In recent cases, some law firms have taken it upon themselves to chase down copyright holders and offer to sue on their behalf. One law firm in DC, IIRC, has sued thousands of John Does all over the country with one court case.
So almost never do they sue for downloads - just for uploads. Of course, for items like movies, where you use bit torrent, you are sharing for others to upload while you download. Even programs like Limewire will put your downloads into your share folder, so you may be sharing anyway; some of the programs indexed your entire drive to share all mp3’s unless you changed the settings. So you may be sharing unintentionally. That does not matter.
The RIAA etc. operate an extortion racket where they ask the ISP for who owns that IP record. Often, this is reliable information, so it’s not very often they sue a dead person, or a grandmother for downloading rap music. They offer a deal - pay us now, or go to court. As mentioned above, $3000 is a lot of money, but the current laws have been bought and paid for by RIAA/MPAA lobbyists and the penalties can add up to hundreds of thousands of dollars, plus tens of thousands for a lawyer (whether you win or not).
SOme ISP’s fight back and demand a subpoena to release your name. No problem, they file a “John Doe” suit - as mentioned above, they file one case ($350 for one filing fee) for thousands of Does together. A tame judge will sign the subpoena and they ask the ISP for your name, then drop the one Doe suit and refile against just you, and a couple hundred others whose names they got. If they had to file individually for every Doe at $350 then the extortion might not pay; but in blatant violation of civil procedure, most judges have not called them on this.

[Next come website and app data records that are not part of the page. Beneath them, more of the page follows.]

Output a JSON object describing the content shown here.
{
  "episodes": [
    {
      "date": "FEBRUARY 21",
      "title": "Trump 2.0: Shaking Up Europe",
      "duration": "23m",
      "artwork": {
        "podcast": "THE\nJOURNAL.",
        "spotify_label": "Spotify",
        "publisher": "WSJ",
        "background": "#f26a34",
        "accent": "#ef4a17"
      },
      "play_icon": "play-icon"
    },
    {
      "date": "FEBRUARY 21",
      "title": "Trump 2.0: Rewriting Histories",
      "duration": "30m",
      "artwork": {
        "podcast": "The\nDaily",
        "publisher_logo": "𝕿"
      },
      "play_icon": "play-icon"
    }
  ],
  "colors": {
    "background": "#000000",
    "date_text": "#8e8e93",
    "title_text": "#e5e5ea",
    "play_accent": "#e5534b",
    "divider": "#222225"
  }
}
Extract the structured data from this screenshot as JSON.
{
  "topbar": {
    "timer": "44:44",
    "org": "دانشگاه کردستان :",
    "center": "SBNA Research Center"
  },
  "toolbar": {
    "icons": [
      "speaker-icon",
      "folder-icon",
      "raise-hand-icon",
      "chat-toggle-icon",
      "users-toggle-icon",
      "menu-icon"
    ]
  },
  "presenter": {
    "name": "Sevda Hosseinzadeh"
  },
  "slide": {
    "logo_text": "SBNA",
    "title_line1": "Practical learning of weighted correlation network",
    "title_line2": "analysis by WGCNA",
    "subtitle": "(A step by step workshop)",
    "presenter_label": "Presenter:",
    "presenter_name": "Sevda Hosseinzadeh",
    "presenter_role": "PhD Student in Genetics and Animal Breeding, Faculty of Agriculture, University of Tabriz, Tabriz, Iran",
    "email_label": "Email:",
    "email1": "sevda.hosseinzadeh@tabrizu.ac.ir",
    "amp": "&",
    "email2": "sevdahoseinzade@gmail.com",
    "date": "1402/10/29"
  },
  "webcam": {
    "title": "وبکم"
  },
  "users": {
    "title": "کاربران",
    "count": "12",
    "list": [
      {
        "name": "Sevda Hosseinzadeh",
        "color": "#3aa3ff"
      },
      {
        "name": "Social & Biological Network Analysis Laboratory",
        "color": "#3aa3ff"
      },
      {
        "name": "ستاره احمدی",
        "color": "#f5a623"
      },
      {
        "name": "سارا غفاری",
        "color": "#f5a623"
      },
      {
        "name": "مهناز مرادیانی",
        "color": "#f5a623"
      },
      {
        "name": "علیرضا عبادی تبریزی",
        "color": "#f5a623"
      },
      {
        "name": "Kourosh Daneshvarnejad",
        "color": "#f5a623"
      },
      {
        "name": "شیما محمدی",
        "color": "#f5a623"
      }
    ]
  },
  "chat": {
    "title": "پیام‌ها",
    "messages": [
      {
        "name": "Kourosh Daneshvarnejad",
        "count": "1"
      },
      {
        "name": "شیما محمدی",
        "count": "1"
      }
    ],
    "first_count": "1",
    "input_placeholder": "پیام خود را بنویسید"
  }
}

Once you are named, if you do not show up in court they get a summary judgement - you must pay, without the effort of them actually prsenting much of a case. If you fight back (Google “Jammie Thomas”) then they can do discovery, and this is when they can ask to see examine your hard drive etc. This is discovery for a civil suit, not the FBI breaking into your house and grabbing things. Ms. Thomas was blatantly guilty, but lied, wiped her hard drive, etc. They have date stamps, they can tell if the music was downloaded or ripped, and if it is different from what they downloaded. Keep in mind the “Oscar Wilde principle” - if you are guilty, it’s pretty stupid to demand to go to court. The only thing holding back Ms. Thomas now is that the judge has felt that hundreds of thousants in fines is inappropriate, despite what the law says.
Keep in mind this is a civil lawsuit, not a criminal trial. (Although they have recently bought an paid for the congresscritters to make such action criminal, thereby empowering the FBI to do their investigations for them for free.) In a civil trial, it’s whoever has the preponderance of evidence. They don’t have to prove beyond reasonable doubt you did it. They just have to prove you did so better than you can prove you didn’t. In civil suits, judges have seen ever weasel story - the “but I didn’t” convoluted excuses you pulled on your parents or teacher won’t work on the judge.
Child porn is a different matter - anything sexual and under 18 is a criminal offense (and if you are not sure it qualifies, do you want a public trial to find out for sure?) with severe consequences, inculding registering as a sex offender for the rest of your life.